I must admit that I am surprised by this, I really thought that advertising would begin to increase its share of sales but the opposite is true. Maybe advertising on LinkedIn is just not proving to be a great ROI for marketers. I must admit I haven't met too many that swear by it (if your experience is different please get in touch, I would love to hear from you).
So it seems that LinkedIn's CEO Jeff Weiner has some serious challenges ahead and I am fascinated to see how he reacts to this - Wall Street was clearly not impressed with shares dropping by 10% on the announcement and whilst they rallied towards the end of the week, they still showed a drop of over 6%.
One early indication of their reaction has been the announcement that they will now be rationalizing their products/services, initially by dropping Slidecast and more notably LinkedIn Intro. Intro was a controversial mobile email service that was introduced in October last year and hit immediate issues with concerns over security. I can't say this is a massive surprise, after my initial excitement over the launch I reduced my use of the app and over time found I was very rarely using it. I assume this proved to be the case for many and so LinkedIn have decided that the effort involved in running it is not worth the return. I have to applaud them for this, like a football manager who buys a player who turns out to be a 'dud' it is better to cut your losses quickly rather than waste more time for the sake of pride!
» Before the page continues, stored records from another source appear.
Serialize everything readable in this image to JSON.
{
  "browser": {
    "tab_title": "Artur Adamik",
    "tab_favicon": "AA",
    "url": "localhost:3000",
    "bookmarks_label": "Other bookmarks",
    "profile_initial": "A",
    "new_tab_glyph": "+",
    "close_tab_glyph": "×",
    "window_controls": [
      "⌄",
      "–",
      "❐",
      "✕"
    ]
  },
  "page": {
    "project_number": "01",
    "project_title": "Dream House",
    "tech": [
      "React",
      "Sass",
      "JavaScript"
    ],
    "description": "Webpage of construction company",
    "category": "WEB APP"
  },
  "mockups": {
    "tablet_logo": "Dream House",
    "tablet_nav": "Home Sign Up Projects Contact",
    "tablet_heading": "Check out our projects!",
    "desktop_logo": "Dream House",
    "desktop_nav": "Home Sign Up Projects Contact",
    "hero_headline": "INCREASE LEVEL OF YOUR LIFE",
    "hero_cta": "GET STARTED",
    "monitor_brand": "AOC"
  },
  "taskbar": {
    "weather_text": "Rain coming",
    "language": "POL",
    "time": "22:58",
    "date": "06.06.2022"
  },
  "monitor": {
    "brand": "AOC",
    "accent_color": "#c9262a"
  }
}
It will be interesting to see what happens to Rahul Vohra who was the architect of Intro (and Rapportive) - A bright, innovative and bold tech entrepreneur who is beginning to look a bit like a 'fish out of water' in the increasingly Wall Street driven 'corporate' world of The LinkedIn Corporation.
One thing seems certain, the LinkedIn Axeman will be working overtime looking at every initiative and product at LinkedIn and asking the difficult questions that are inevitable in a publicly owned company;
- How does this increase our sales?
- How quickly will we see a return?
- How much resources will this require?
One thing I am quite sure about is that the real losers in this are likely to be us - the normal LinkedIn user (or member as LinkedIn like to call us). We have already seen some great features disappear with no explanation (Signal and updates on profiles to name a couple). What is going to be next?
I suspect that the much wielded phrase 'Members first' is going to be harder and harder to justify for LinkedIn as their shareholders demand to have their short-term objectives placed as a higher priority!
Interesting times are ahead.